Each line that contains "Media" needs to be copied from the listing.

##############################

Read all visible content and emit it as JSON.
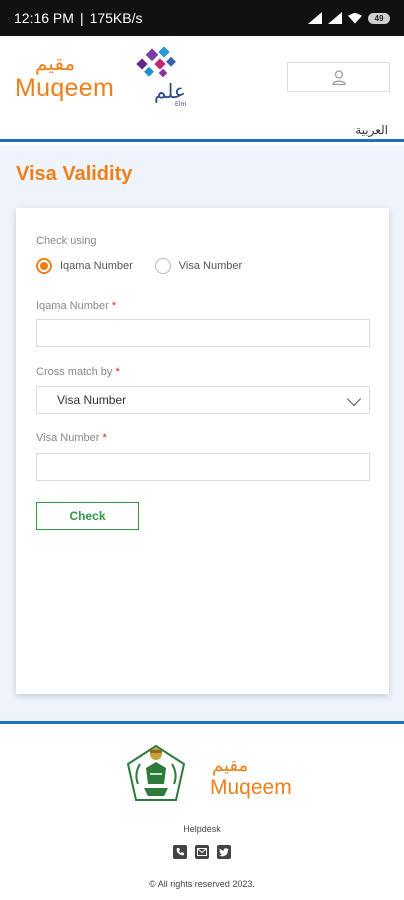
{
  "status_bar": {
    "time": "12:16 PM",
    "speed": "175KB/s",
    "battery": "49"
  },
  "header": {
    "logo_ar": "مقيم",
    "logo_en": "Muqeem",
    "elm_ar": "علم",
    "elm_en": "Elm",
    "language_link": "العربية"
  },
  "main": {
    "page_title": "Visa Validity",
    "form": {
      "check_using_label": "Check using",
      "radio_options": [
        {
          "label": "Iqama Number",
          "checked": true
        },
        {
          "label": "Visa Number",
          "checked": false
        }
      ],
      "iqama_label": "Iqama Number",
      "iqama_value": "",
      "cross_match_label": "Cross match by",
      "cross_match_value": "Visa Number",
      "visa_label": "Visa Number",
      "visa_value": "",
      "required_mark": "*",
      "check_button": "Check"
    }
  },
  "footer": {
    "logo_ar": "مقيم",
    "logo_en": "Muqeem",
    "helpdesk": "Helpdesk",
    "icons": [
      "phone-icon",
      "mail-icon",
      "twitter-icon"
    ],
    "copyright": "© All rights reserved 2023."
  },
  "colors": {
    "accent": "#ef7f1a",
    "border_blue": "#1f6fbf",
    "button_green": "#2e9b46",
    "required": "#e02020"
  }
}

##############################

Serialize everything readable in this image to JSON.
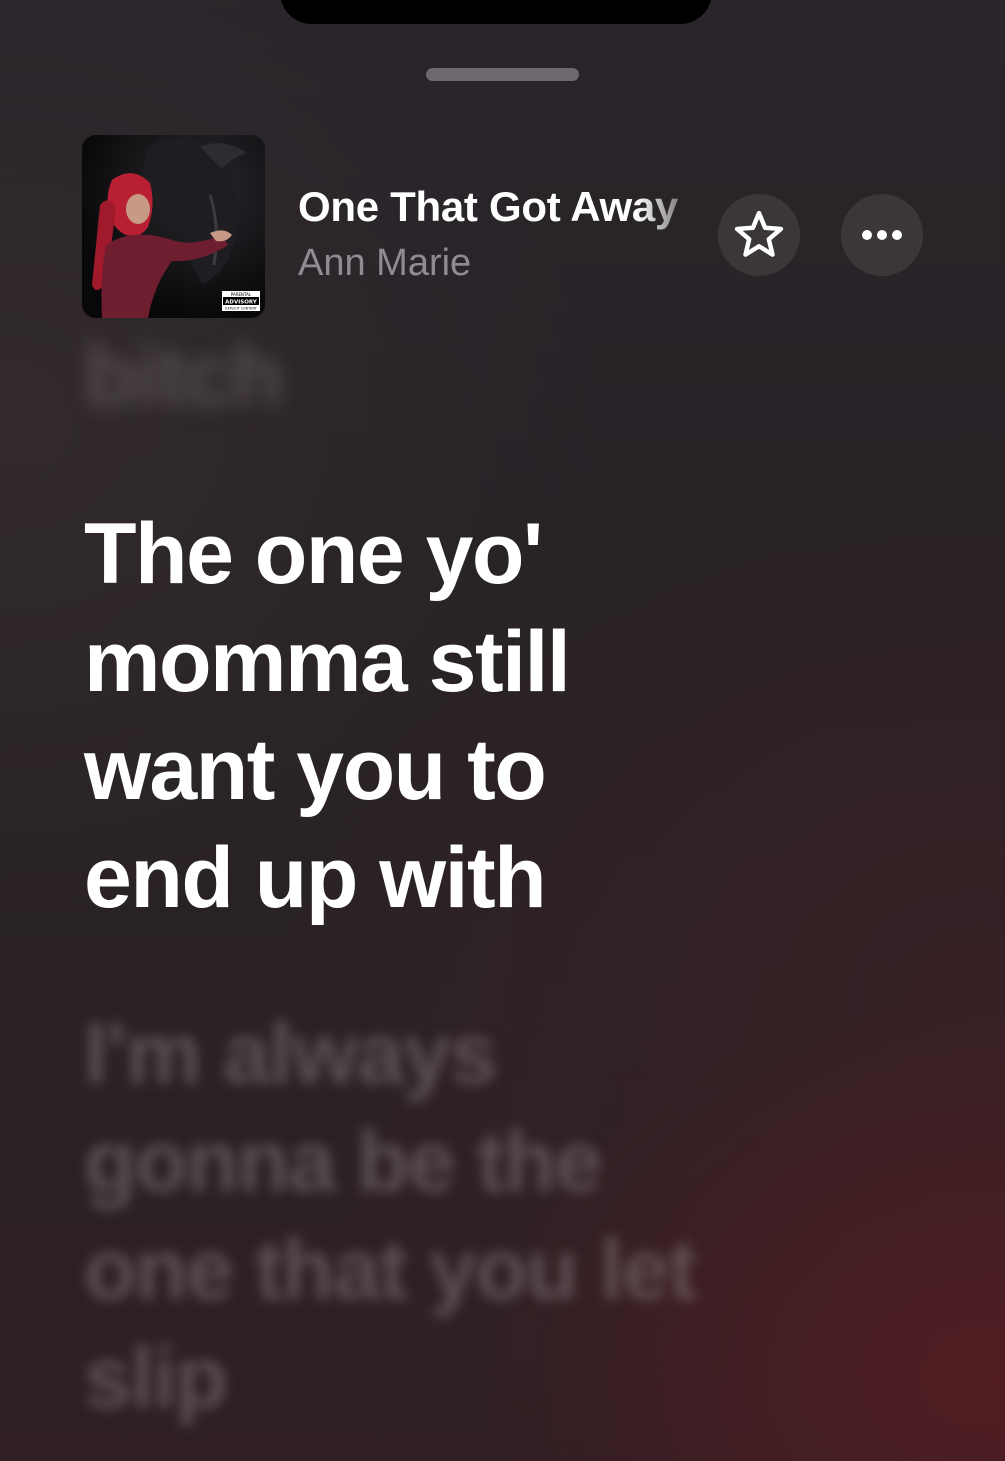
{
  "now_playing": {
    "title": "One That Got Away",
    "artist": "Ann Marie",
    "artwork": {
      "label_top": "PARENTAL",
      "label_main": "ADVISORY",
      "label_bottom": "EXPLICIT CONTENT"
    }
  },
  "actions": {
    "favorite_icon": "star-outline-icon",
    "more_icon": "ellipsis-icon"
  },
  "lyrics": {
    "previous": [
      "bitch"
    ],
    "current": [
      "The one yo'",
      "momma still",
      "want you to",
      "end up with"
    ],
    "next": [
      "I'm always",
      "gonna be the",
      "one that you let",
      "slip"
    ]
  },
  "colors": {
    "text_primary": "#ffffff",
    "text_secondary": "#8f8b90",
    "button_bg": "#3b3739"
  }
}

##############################

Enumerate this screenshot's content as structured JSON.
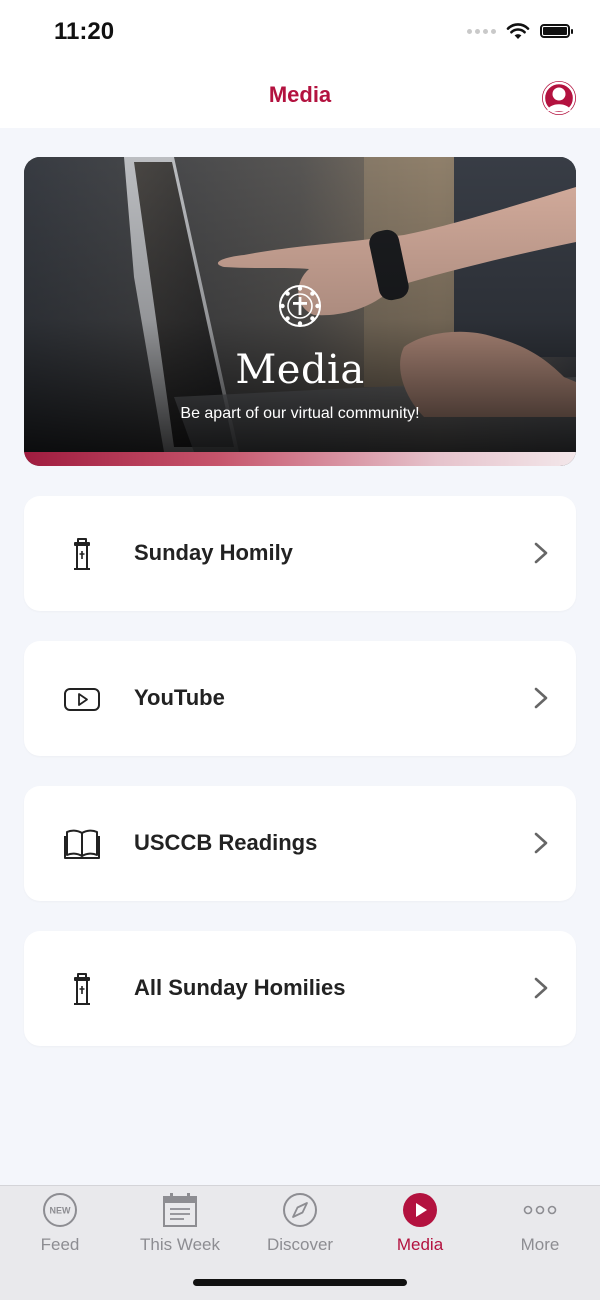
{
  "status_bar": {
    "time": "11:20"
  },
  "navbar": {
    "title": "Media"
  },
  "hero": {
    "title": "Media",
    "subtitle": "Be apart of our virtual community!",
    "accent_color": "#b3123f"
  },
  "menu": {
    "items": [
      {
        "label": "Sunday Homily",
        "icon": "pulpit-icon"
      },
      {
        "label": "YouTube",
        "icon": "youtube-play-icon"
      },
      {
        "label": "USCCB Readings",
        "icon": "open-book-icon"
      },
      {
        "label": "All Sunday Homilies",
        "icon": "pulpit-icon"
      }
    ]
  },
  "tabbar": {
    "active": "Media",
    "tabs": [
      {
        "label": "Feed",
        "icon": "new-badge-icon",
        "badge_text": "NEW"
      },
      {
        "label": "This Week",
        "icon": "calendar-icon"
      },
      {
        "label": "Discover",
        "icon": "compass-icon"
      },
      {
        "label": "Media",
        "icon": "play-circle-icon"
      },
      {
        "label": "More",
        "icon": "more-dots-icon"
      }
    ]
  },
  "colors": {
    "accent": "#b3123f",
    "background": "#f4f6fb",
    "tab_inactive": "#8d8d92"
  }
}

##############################

■ Result:
    "title": "Media"
    "title": "Media",
    "active": "Media",
        "label": "Media",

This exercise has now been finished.